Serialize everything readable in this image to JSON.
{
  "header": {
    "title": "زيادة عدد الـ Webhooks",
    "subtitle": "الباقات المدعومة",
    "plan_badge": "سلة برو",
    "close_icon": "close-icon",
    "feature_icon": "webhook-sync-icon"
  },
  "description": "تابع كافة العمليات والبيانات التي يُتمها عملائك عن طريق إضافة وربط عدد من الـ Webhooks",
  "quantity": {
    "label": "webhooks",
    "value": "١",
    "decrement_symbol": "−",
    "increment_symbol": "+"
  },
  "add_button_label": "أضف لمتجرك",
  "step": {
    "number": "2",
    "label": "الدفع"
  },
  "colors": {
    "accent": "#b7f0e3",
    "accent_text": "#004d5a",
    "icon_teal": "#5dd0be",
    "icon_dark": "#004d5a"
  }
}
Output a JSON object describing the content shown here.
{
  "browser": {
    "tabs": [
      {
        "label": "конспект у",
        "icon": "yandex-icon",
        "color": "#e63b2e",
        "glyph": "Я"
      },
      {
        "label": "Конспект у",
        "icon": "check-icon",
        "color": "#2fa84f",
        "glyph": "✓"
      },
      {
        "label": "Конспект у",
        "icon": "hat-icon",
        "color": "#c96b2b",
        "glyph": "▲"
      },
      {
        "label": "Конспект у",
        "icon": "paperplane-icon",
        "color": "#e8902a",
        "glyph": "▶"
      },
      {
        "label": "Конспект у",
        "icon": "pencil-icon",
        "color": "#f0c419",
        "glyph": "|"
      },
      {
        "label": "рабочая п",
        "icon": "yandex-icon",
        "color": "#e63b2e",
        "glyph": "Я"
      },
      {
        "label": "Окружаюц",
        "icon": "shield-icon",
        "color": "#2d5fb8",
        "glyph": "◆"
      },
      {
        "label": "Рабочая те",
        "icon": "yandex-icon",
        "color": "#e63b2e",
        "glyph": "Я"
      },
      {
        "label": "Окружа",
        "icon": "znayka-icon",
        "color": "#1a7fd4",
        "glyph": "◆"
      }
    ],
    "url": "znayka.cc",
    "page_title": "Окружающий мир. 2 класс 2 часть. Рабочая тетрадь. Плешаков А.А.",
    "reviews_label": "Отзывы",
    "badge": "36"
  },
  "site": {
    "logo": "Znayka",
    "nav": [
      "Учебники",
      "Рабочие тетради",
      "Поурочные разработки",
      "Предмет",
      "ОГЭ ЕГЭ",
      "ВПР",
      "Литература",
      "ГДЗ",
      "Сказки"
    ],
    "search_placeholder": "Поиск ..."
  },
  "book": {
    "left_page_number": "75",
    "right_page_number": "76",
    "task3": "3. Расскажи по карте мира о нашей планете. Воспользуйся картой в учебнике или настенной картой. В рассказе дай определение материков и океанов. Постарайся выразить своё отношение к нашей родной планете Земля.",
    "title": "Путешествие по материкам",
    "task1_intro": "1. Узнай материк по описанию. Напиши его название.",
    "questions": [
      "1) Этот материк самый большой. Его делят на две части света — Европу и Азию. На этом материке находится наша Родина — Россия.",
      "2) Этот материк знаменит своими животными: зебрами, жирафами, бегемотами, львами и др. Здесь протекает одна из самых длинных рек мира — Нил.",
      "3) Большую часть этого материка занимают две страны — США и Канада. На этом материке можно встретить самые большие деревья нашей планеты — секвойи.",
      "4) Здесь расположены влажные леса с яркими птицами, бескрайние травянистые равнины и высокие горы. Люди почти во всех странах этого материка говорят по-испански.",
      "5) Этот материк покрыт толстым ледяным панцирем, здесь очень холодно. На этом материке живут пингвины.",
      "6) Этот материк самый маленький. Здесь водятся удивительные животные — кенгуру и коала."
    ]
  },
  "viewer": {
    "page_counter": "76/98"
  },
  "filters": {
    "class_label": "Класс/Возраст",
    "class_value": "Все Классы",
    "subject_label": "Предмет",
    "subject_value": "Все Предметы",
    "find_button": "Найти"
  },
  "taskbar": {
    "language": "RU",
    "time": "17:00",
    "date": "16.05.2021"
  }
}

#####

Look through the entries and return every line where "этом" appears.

■ **Task answer**:
      "1) Этот материк самый большой. Его делят на две части света — Европу и Азию. На этом материке находится наша Родина — Россия.",
      "3) Большую часть этого материка занимают две страны — США и Канада. На этом материке можно встретить самые большие деревья нашей планеты — секвойи.",
      "5) Этот материк покрыт толстым ледяным панцирем, здесь очень холодно. На этом материке живут пингвины.",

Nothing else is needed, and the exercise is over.